A few days ago, I received this email from my friend Stacey (reprinted here with permission):
Hi Lisa, I’d like to get your feedback on something that happened today.I’m working from home today and it’s a beautiful day here so I decided to walk to pick Tiven up at school. Near the school, standing near the driveway of a grocery store, was a young Asian man with Down syndrome. I’ve noticed that the older I get the younger other people seem, so who knows how old he really was, but my impression was he was probably a teenager. I didn’t recognize him as I do recognize many other people in our neighborhood, but he seemed lost and confused, so I said, “Hi!” as I passed. He turned and shuffled away.About forty minutes later, Tiven & I were walking back the same way and I saw him again, standing in the same place, still looking lost but now also scared. He was wringing his hands and flicking his tongue in & out. I noticed that he was watching the cars go by like he expected someone he knew to be pulling up. As we passed, I said, “Hi, are you OK?” and he shuffled away. I stopped a little way down the block and watched him. If he was lost, I wanted to be able to help, but how could I help if he shuffled away when I spoke to him? We’ve taught Tiven that, if she’s ever lost, to stay where she is so we can find her, but we’ve also taught her to look for someone “safer” such as a uniformed police officer or a mom with children with a cell phone who can call for help. I got out my cell phone and Tiven & I walked past him again, I tried to speak to him again, and he shuffled away again, but came right back to the same spot when we walked away.A block away there is a police station that we often pass on our way to & from school. I decided to go in and tell them about the young man I saw. I told them what had happened, described his clothing & appearance, and I said he’s not dangerous, he just seems lost & scared. I said I’d tried to help but he might need someone else like a uniformed officer. The cop looked at me quizzically, and I could tell he was thinking, “Why would some teenaged boy on the street need our help if he isn’t causing any trouble?” And then I said it. “He has Down syndrome.” And I felt guilty about that. Why did I need to feel guilty about giving the cop a useful piece of information? I don’t think he needed help because of his having Down syndrome, but because he seemed to be alone and scared out on the street for quite a long time, and because he didn’t recognize that I was willing to help. He seemed like he wanted help but he either didn’t know how to express it, or he didn’t know if it was OK to accept help, if that makes sense. For all I know, he was just waiting for his mom to finish her grocery shopping because he didn’t want to go inside on such a beautiful day!Now I’m sitting here crying about this. I hope he’s OK but I also really hope that I didn’t make matters worse by asking the cops to check on him.
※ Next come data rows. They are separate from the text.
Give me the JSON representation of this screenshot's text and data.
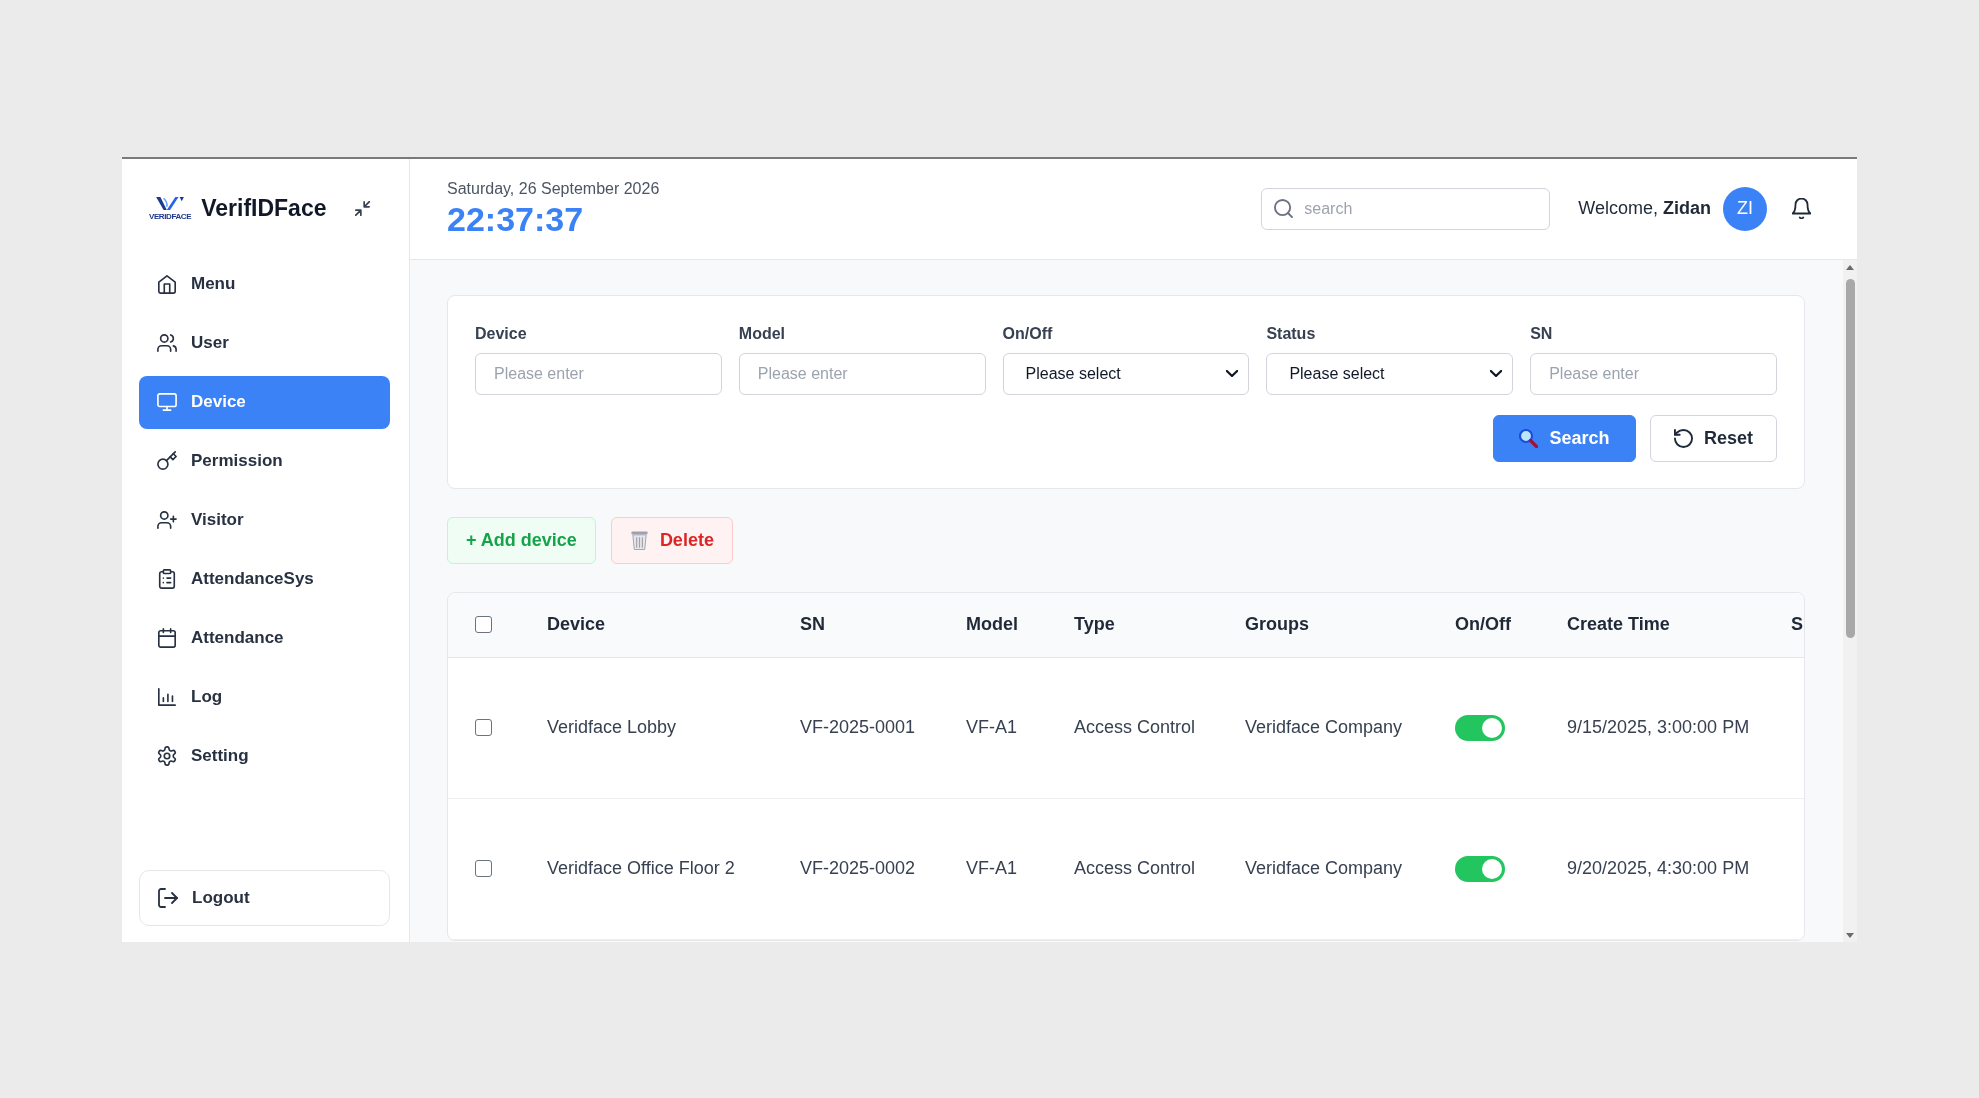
{
  "sidebar": {
    "logo_caption": "VERIDFACE",
    "app_name": "VerifIDFace",
    "items": [
      {
        "label": "Menu",
        "selected": false
      },
      {
        "label": "User",
        "selected": false
      },
      {
        "label": "Device",
        "selected": true
      },
      {
        "label": "Permission",
        "selected": false
      },
      {
        "label": "Visitor",
        "selected": false
      },
      {
        "label": "AttendanceSys",
        "selected": false
      },
      {
        "label": "Attendance",
        "selected": false
      },
      {
        "label": "Log",
        "selected": false
      },
      {
        "label": "Setting",
        "selected": false
      }
    ],
    "logout": "Logout"
  },
  "header": {
    "date": "Saturday, 26 September 2026",
    "time": "22:37:37",
    "search": {
      "placeholder": "search"
    },
    "welcome": "Welcome, **Zidan**",
    "avatar": "ZI"
  },
  "filters": {
    "fields": [
      {
        "label": "Device",
        "kind": "input",
        "placeholder": "Please enter"
      },
      {
        "label": "Model",
        "kind": "input",
        "placeholder": "Please enter"
      },
      {
        "label": "On/Off",
        "kind": "select",
        "value": "Please select"
      },
      {
        "label": "Status",
        "kind": "select",
        "value": "Please select"
      },
      {
        "label": "SN",
        "kind": "input",
        "placeholder": "Please enter"
      }
    ],
    "buttons": [
      {
        "label": "Search",
        "kind": "primary"
      },
      {
        "label": "Reset",
        "kind": "reset"
      }
    ]
  },
  "toolbar": {
    "buttons": [
      {
        "label": "+ Add device",
        "kind": "add"
      },
      {
        "label": "Delete",
        "kind": "delete"
      }
    ]
  },
  "table": {
    "select_all": {
      "checked": false
    },
    "columns": [
      "Device",
      "SN",
      "Model",
      "Type",
      "Groups",
      "On/Off",
      "Create Time",
      "S"
    ],
    "rows": [
      {
        "checked": false,
        "device": "Veridface Lobby",
        "sn": "VF-2025-0001",
        "model": "VF-A1",
        "type": "Access Control",
        "groups": "Veridface Company",
        "on": true,
        "create_time": "9/15/2025, 3:00:00 PM"
      },
      {
        "checked": false,
        "device": "Veridface Office Floor 2",
        "sn": "VF-2025-0002",
        "model": "VF-A1",
        "type": "Access Control",
        "groups": "Veridface Company",
        "on": true,
        "create_time": "9/20/2025, 4:30:00 PM"
      }
    ]
  }
}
I’m thinking about Finn being a teenager, perhaps lost in the city on one of your visits here, and I wonder if I did the right thing or not.Stacey
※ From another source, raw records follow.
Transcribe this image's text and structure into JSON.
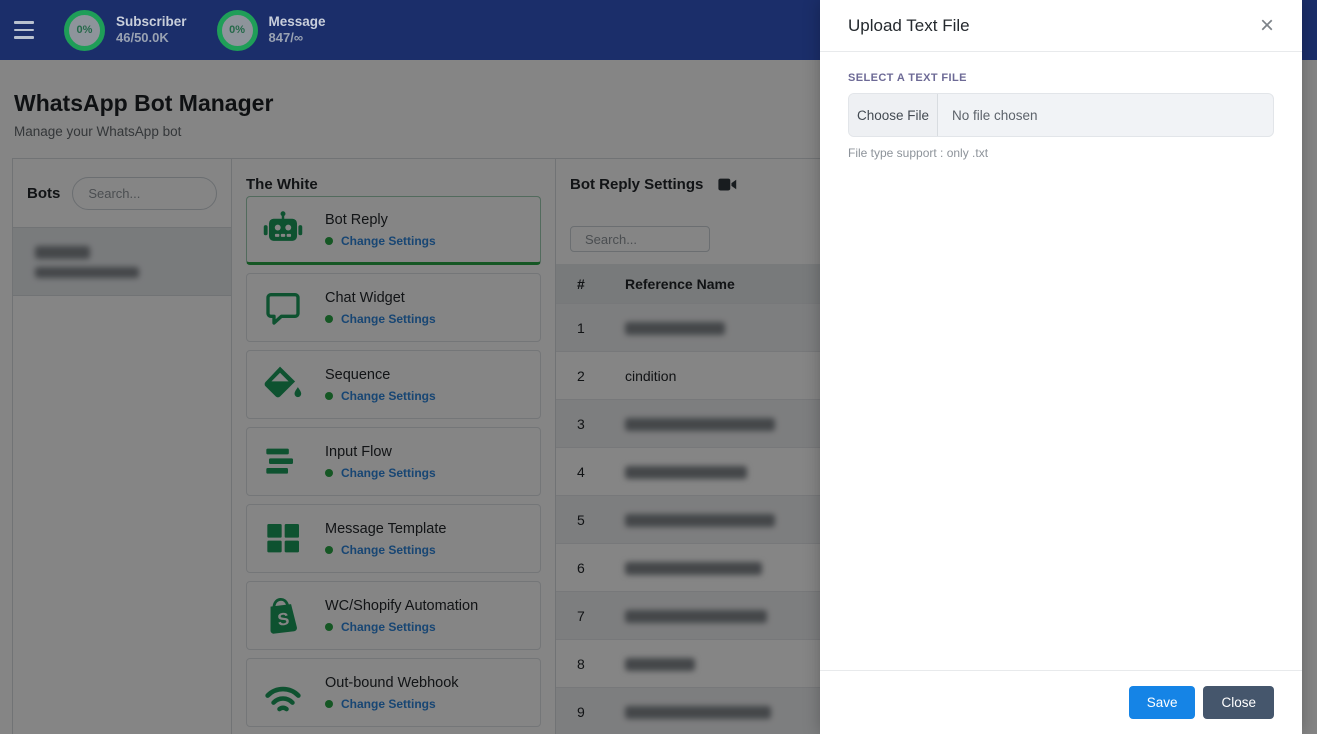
{
  "colors": {
    "navbar_bg": "#1b2e6a",
    "ring_green": "#1f9e58",
    "accent_green": "#28a745",
    "icon_green": "#1a9e5c",
    "link_blue": "#2e86de",
    "save_blue": "#1584e6",
    "close_slate": "#45566c"
  },
  "navbar": {
    "stats": [
      {
        "percent": "0%",
        "label": "Subscriber",
        "value": "46/50.0K"
      },
      {
        "percent": "0%",
        "label": "Message",
        "value": "847/∞"
      }
    ]
  },
  "page": {
    "title": "WhatsApp Bot Manager",
    "subtitle": "Manage your WhatsApp bot"
  },
  "bots_panel": {
    "title": "Bots",
    "search_placeholder": "Search...",
    "selected_item": {
      "redacted": true,
      "line1_style": "width:55px;height:13px",
      "line2_style": "width:104px;height:11px"
    }
  },
  "features_panel": {
    "title": "The White",
    "cards": [
      {
        "name": "Bot Reply",
        "link": "Change Settings",
        "icon": "robot-icon",
        "active": true
      },
      {
        "name": "Chat Widget",
        "link": "Change Settings",
        "icon": "chat-bubble-icon",
        "active": false
      },
      {
        "name": "Sequence",
        "link": "Change Settings",
        "icon": "paint-bucket-icon",
        "active": false
      },
      {
        "name": "Input Flow",
        "link": "Change Settings",
        "icon": "input-bars-icon",
        "active": false
      },
      {
        "name": "Message Template",
        "link": "Change Settings",
        "icon": "grid-icon",
        "active": false
      },
      {
        "name": "WC/Shopify Automation",
        "link": "Change Settings",
        "icon": "shopify-bag-icon",
        "active": false
      },
      {
        "name": "Out-bound Webhook",
        "link": "Change Settings",
        "icon": "wifi-arcs-icon",
        "active": false
      }
    ]
  },
  "settings_panel": {
    "title": "Bot Reply Settings",
    "title_icon": "video-camera-icon",
    "search_placeholder": "Search...",
    "columns": [
      "#",
      "Reference Name"
    ],
    "rows": [
      {
        "num": "1",
        "redact_style": "width:100px"
      },
      {
        "num": "2",
        "name": "cindition"
      },
      {
        "num": "3",
        "redact_style": "width:150px"
      },
      {
        "num": "4",
        "redact_style": "width:122px"
      },
      {
        "num": "5",
        "redact_style": "width:150px"
      },
      {
        "num": "6",
        "redact_style": "width:137px"
      },
      {
        "num": "7",
        "redact_style": "width:142px"
      },
      {
        "num": "8",
        "redact_style": "width:70px"
      },
      {
        "num": "9",
        "redact_style": "width:146px"
      }
    ]
  },
  "modal": {
    "title": "Upload Text File",
    "close_icon": "×",
    "field_label": "SELECT A TEXT FILE",
    "choose_file_label": "Choose File",
    "no_file_text": "No file chosen",
    "helper_text": "File type support : only .txt",
    "save_label": "Save",
    "close_label": "Close"
  }
}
I responded to her that I think she absolutely did the right thing – exactly what I hope someone would do if it were Finn – and that I think the fact that the young man appeared to have Down syndrome was absolutely relevant information.
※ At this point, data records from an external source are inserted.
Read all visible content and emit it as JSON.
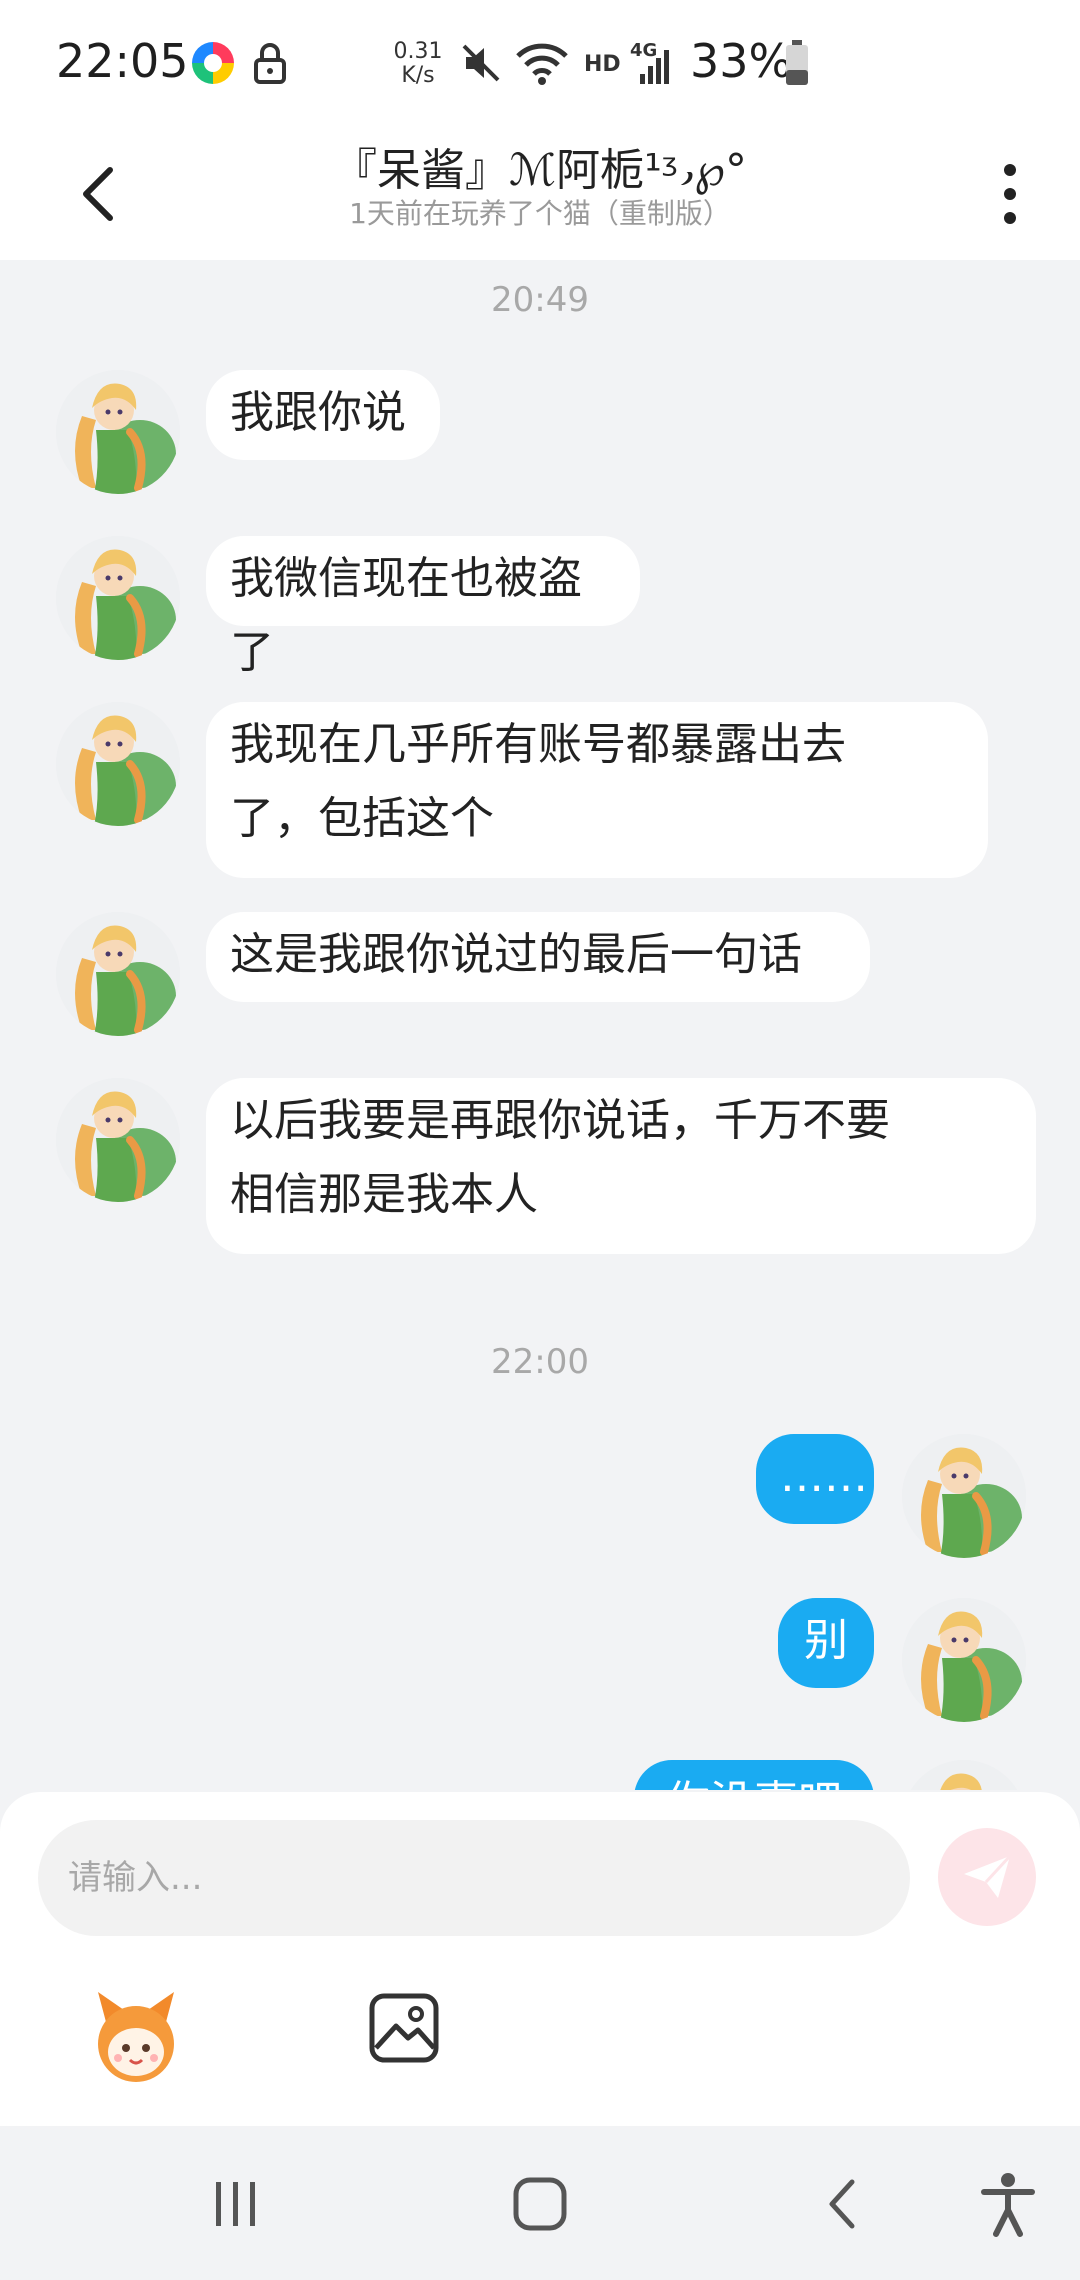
{
  "status_bar": {
    "time": "22:05",
    "net_speed_value": "0.31",
    "net_speed_unit": "K/s",
    "hd": "HD",
    "network": "4G",
    "battery": "33%",
    "icons": [
      "app-notification-icon",
      "lock-icon",
      "mute-icon",
      "wifi-icon",
      "signal-icon",
      "battery-icon"
    ]
  },
  "header": {
    "title": "『呆酱』ℳ阿栀¹ᶾ᎖℘°",
    "subtitle": "1天前在玩养了个猫（重制版）"
  },
  "messages": [
    {
      "type": "time",
      "text": "20:49"
    },
    {
      "type": "received",
      "lines": [
        "我跟你说"
      ]
    },
    {
      "type": "received",
      "lines": [
        "我微信现在也被盗了"
      ]
    },
    {
      "type": "received",
      "lines": [
        "我现在几乎所有账号都暴露出去",
        "了，包括这个"
      ]
    },
    {
      "type": "received",
      "lines": [
        "这是我跟你说过的最后一句话"
      ]
    },
    {
      "type": "received",
      "lines": [
        "以后我要是再跟你说话，千万不要",
        "相信那是我本人"
      ]
    },
    {
      "type": "time",
      "text": "22:00"
    },
    {
      "type": "sent",
      "lines": [
        "……"
      ]
    },
    {
      "type": "sent",
      "lines": [
        "别"
      ]
    },
    {
      "type": "sent",
      "lines": [
        "你没事吧"
      ]
    }
  ],
  "composer": {
    "placeholder": "请输入..."
  },
  "colors": {
    "sent_bubble": "#1aabf2",
    "received_bubble": "#ffffff",
    "send_button": "#fde4e8",
    "background": "#f2f3f5"
  }
}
And it got me thinking: what would most people be inclined to do in such a situation? I guess on the one hand I want to say that really, it’s not Down syndrome-specific, or even disability-specific; it would be nice to think that a person would look out for someone who appeared to be in need regardless of disability, etc. I know that the reality is, however, that very often, people just don’t want to get involved (I’m guilty of this, too). I wonder, though, if folks are generally more put off by someone who appears to have a disability – especially an intellectual disability.
What do you think?
Also, if you are the parent of a child with Down syndrome or another disability, how would you like to see a situation like that dealt with, especially if it were your child?